How to Date a Tiffany Lamp

By Jan Czech
A Tiffany style lamp
Lamp Shade image by fotodewan from

Lamps made from stained glass are a familiar sight today. They are often called Tiffany lamps but that is a misnomer. An authentic Tiffany lamp is one manufactured by the Louis Comfort Tiffany Studios in New York City between the early 1850s and the mid 1930s. Real Tiffany lamps were expensive, making them available mainly to the wealthy. They can still be viewed in the White House as well as Mark Twain's home in Hartford, Connecticut. Today, genuine Tiffanys are scarce, increasing their worth exponentially.

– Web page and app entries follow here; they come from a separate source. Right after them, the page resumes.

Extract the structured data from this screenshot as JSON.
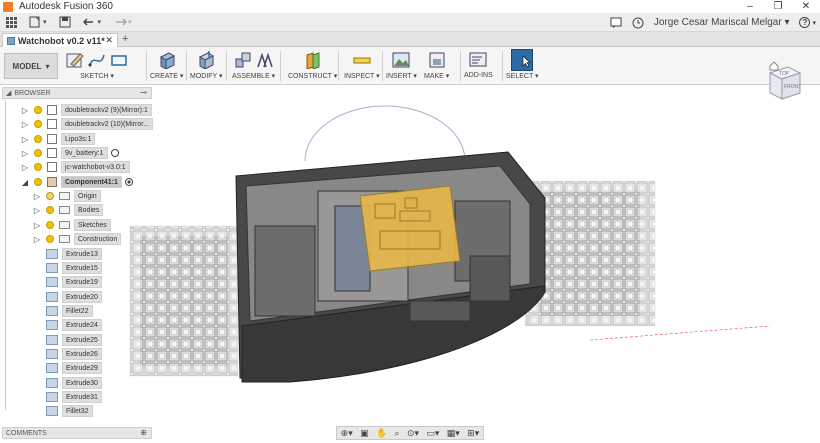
{
  "app": {
    "title": "Autodesk Fusion 360",
    "window_controls": [
      "–",
      "❐",
      "✕"
    ]
  },
  "qat": {
    "user_name": "Jorge Cesar Mariscal Melgar ▾",
    "help_label": "?"
  },
  "document_tab": {
    "name": "Watchobot v0.2 v11*",
    "close_label": "✕",
    "add_label": "+"
  },
  "toolbar": {
    "mode": "MODEL",
    "groups": [
      {
        "label": "SKETCH ▾"
      },
      {
        "label": "CREATE ▾"
      },
      {
        "label": "MODIFY ▾"
      },
      {
        "label": "ASSEMBLE ▾"
      },
      {
        "label": "CONSTRUCT ▾"
      },
      {
        "label": "INSPECT ▾"
      },
      {
        "label": "INSERT ▾"
      },
      {
        "label": "MAKE ▾"
      },
      {
        "label": "ADD-INS"
      },
      {
        "label": "SELECT ▾"
      }
    ]
  },
  "browser": {
    "title": "BROWSER",
    "items": [
      {
        "label": "doubletrackv2 (9)(Mirror):1"
      },
      {
        "label": "doubletrackv2 (10)(Mirror..."
      },
      {
        "label": "Lipo3s:1"
      },
      {
        "label": "9v_battery:1"
      },
      {
        "label": "jc-watchobot-v3.0:1"
      },
      {
        "label": "Component41:1"
      },
      {
        "label": "Origin"
      },
      {
        "label": "Bodies"
      },
      {
        "label": "Sketches"
      },
      {
        "label": "Construction"
      },
      {
        "label": "Extrude13"
      },
      {
        "label": "Extrude15"
      },
      {
        "label": "Extrude19"
      },
      {
        "label": "Extrude20"
      },
      {
        "label": "Fillet22"
      },
      {
        "label": "Extrude24"
      },
      {
        "label": "Extrude25"
      },
      {
        "label": "Extrude26"
      },
      {
        "label": "Extrude29"
      },
      {
        "label": "Extrude30"
      },
      {
        "label": "Extrude31"
      },
      {
        "label": "Fillet32"
      }
    ]
  },
  "comments": {
    "title": "COMMENTS"
  },
  "viewcube": {
    "top": "TOP",
    "front": "FRONT"
  },
  "colors": {
    "accent": "#2b6ca3",
    "model_body": "#4a4846",
    "highlight_board": "#e8b84a",
    "bulb": "#f2c200"
  }
}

Learn about Tiffany lamps. Study books like Nancy McClelland's "The Lamps of Louis Comfort Tiffany." If possible, visit museums featuring Tiffany's work, including The Morse Museum of Modern Art in Winter Park, Florida. Talk to antique dealers and collectors whose area of expertise is authentic Tiffanys. Check out websites like

Study the lamp for identifying marks. Check the lamp for maker's marks, that is a mark of some sort identifying the piece as a real Tiffany. An authentic Tiffany might have a narrow bronze tag soldered to the bottom rim of the shade with TIFFANY STUDIOS NEW YORK stamped on it. Another mark Tiffany sometimes used were the initials L.C.T. CO. impressed on the bottom of the lamp's base. Look to see that all letters are arranged in a straight line and all in capitals. If not, the lamp is most likely a fake, manufactured after 1930.

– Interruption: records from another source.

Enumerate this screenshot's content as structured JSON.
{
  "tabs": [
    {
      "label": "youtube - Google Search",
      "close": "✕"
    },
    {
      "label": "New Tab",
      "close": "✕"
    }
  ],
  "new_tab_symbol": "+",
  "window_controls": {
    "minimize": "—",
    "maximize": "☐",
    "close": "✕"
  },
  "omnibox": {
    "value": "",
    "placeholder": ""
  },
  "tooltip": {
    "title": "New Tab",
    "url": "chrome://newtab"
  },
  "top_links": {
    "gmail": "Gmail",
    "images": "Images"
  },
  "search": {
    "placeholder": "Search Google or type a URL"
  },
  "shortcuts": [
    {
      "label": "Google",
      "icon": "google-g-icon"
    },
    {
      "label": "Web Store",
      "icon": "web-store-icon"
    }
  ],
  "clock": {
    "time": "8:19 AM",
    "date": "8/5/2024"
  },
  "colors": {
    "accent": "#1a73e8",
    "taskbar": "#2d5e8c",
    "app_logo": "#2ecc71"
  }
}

Examine the glass shade. Look for variations and bubbles in the texture of the glass. True Tiffany lamps were handcrafted, and each piece of glass was unique and contained imperfections. Factory produced lamps will be smooth on the outside because the glass is machine made. Notice the pattern. True Tiffany patterns often reflected things in nature like trees, flowers, hummingbirds and even insects.

Inspect the craftsmanship. Tiffany used only the best materials, such as handcrafted glass for the shades and solid bronze for the base. A lamp that is cheaply put together with uneven soldering and a lightweight metal base is likely a fake that has been mass produced.

About the Author

Jan Czech has been writing professionally since 1993. Czech has published seven children's books, including “The Coffee Can Kid," which received a starred review from School Library Journal. She is a certified English/language arts teacher and holds a Bachelor of Arts in education from Niagara University.